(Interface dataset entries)

>>>

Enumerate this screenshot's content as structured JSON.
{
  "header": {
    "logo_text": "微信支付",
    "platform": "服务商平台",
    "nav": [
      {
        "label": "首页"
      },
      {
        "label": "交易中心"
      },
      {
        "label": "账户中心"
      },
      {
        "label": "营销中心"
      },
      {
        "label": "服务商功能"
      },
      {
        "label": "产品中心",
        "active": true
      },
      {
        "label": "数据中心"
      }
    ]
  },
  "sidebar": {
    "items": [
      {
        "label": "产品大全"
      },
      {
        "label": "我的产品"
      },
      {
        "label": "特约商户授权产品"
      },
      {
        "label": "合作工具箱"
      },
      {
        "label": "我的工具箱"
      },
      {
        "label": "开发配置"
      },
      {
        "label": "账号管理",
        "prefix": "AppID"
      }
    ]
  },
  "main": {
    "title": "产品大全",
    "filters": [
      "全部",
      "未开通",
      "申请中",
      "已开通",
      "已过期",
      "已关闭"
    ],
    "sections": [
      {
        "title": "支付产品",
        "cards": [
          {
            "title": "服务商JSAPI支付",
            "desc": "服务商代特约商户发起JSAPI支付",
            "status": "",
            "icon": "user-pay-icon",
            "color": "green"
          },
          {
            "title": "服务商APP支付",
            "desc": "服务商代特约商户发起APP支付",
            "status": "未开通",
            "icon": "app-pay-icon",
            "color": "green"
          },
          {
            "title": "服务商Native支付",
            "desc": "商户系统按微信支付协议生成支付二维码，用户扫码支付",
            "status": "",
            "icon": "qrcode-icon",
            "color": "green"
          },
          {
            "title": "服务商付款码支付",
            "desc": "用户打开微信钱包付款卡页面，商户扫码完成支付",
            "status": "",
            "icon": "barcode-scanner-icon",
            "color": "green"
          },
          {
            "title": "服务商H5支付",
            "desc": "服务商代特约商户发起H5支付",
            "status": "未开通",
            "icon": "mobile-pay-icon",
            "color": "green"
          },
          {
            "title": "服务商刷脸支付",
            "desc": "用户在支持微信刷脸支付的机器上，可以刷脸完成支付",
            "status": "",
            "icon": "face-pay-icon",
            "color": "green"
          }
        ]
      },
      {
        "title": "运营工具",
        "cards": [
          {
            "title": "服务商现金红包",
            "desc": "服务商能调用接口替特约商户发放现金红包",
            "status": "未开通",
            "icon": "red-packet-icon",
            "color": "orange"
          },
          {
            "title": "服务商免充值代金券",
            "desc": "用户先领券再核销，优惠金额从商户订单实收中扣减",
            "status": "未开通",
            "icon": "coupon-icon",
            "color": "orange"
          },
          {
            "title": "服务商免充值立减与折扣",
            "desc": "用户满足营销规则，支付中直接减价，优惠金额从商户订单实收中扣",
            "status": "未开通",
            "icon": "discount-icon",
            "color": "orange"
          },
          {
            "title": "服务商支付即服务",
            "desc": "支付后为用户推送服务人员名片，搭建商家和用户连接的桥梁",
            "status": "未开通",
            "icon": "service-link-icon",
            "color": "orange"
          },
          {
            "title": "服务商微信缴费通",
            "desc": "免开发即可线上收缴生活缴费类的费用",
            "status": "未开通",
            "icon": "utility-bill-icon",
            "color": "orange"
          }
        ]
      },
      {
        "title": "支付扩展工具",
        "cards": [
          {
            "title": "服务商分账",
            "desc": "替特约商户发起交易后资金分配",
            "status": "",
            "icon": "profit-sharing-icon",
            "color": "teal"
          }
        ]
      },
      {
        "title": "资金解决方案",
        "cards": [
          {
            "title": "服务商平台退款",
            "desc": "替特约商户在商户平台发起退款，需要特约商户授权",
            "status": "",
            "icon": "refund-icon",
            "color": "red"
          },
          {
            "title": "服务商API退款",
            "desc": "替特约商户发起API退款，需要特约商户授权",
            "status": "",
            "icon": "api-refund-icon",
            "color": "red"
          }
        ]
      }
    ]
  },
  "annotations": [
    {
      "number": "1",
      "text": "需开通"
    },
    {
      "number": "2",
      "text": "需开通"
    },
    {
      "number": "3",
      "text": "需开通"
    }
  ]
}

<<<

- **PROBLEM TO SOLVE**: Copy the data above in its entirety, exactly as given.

- **RESPONSE BOX**:
Enumerate this screenshot's content as structured JSON.
{
  "header": {
    "logo_text": "微信支付",
    "platform": "服务商平台",
    "nav": [
      {
        "label": "首页"
      },
      {
        "label": "交易中心"
      },
      {
        "label": "账户中心"
      },
      {
        "label": "营销中心"
      },
      {
        "label": "服务商功能"
      },
      {
        "label": "产品中心",
        "active": true
      },
      {
        "label": "数据中心"
      }
    ]
  },
  "sidebar": {
    "items": [
      {
        "label": "产品大全"
      },
      {
        "label": "我的产品"
      },
      {
        "label": "特约商户授权产品"
      },
      {
        "label": "合作工具箱"
      },
      {
        "label": "我的工具箱"
      },
      {
        "label": "开发配置"
      },
      {
        "label": "账号管理",
        "prefix": "AppID"
      }
    ]
  },
  "main": {
    "title": "产品大全",
    "filters": [
      "全部",
      "未开通",
      "申请中",
      "已开通",
      "已过期",
      "已关闭"
    ],
    "sections": [
      {
        "title": "支付产品",
        "cards": [
          {
            "title": "服务商JSAPI支付",
            "desc": "服务商代特约商户发起JSAPI支付",
            "status": "",
            "icon": "user-pay-icon",
            "color": "green"
          },
          {
            "title": "服务商APP支付",
            "desc": "服务商代特约商户发起APP支付",
            "status": "未开通",
            "icon": "app-pay-icon",
            "color": "green"
          },
          {
            "title": "服务商Native支付",
            "desc": "商户系统按微信支付协议生成支付二维码，用户扫码支付",
            "status": "",
            "icon": "qrcode-icon",
            "color": "green"
          },
          {
            "title": "服务商付款码支付",
            "desc": "用户打开微信钱包付款卡页面，商户扫码完成支付",
            "status": "",
            "icon": "barcode-scanner-icon",
            "color": "green"
          },
          {
            "title": "服务商H5支付",
            "desc": "服务商代特约商户发起H5支付",
            "status": "未开通",
            "icon": "mobile-pay-icon",
            "color": "green"
          },
          {
            "title": "服务商刷脸支付",
            "desc": "用户在支持微信刷脸支付的机器上，可以刷脸完成支付",
            "status": "",
            "icon": "face-pay-icon",
            "color": "green"
          }
        ]
      },
      {
        "title": "运营工具",
        "cards": [
          {
            "title": "服务商现金红包",
            "desc": "服务商能调用接口替特约商户发放现金红包",
            "status": "未开通",
            "icon": "red-packet-icon",
            "color": "orange"
          },
          {
            "title": "服务商免充值代金券",
            "desc": "用户先领券再核销，优惠金额从商户订单实收中扣减",
            "status": "未开通",
            "icon": "coupon-icon",
            "color": "orange"
          },
          {
            "title": "服务商免充值立减与折扣",
            "desc": "用户满足营销规则，支付中直接减价，优惠金额从商户订单实收中扣",
            "status": "未开通",
            "icon": "discount-icon",
            "color": "orange"
          },
          {
            "title": "服务商支付即服务",
            "desc": "支付后为用户推送服务人员名片，搭建商家和用户连接的桥梁",
            "status": "未开通",
            "icon": "service-link-icon",
            "color": "orange"
          },
          {
            "title": "服务商微信缴费通",
            "desc": "免开发即可线上收缴生活缴费类的费用",
            "status": "未开通",
            "icon": "utility-bill-icon",
            "color": "orange"
          }
        ]
      },
      {
        "title": "支付扩展工具",
        "cards": [
          {
            "title": "服务商分账",
            "desc": "替特约商户发起交易后资金分配",
            "status": "",
            "icon": "profit-sharing-icon",
            "color": "teal"
          }
        ]
      },
      {
        "title": "资金解决方案",
        "cards": [
          {
            "title": "服务商平台退款",
            "desc": "替特约商户在商户平台发起退款，需要特约商户授权",
            "status": "",
            "icon": "refund-icon",
            "color": "red"
          },
          {
            "title": "服务商API退款",
            "desc": "替特约商户发起API退款，需要特约商户授权",
            "status": "",
            "icon": "api-refund-icon",
            "color": "red"
          }
        ]
      }
    ]
  },
  "annotations": [
    {
      "number": "1",
      "text": "需开通"
    },
    {
      "number": "2",
      "text": "需开通"
    },
    {
      "number": "3",
      "text": "需开通"
    }
  ]
}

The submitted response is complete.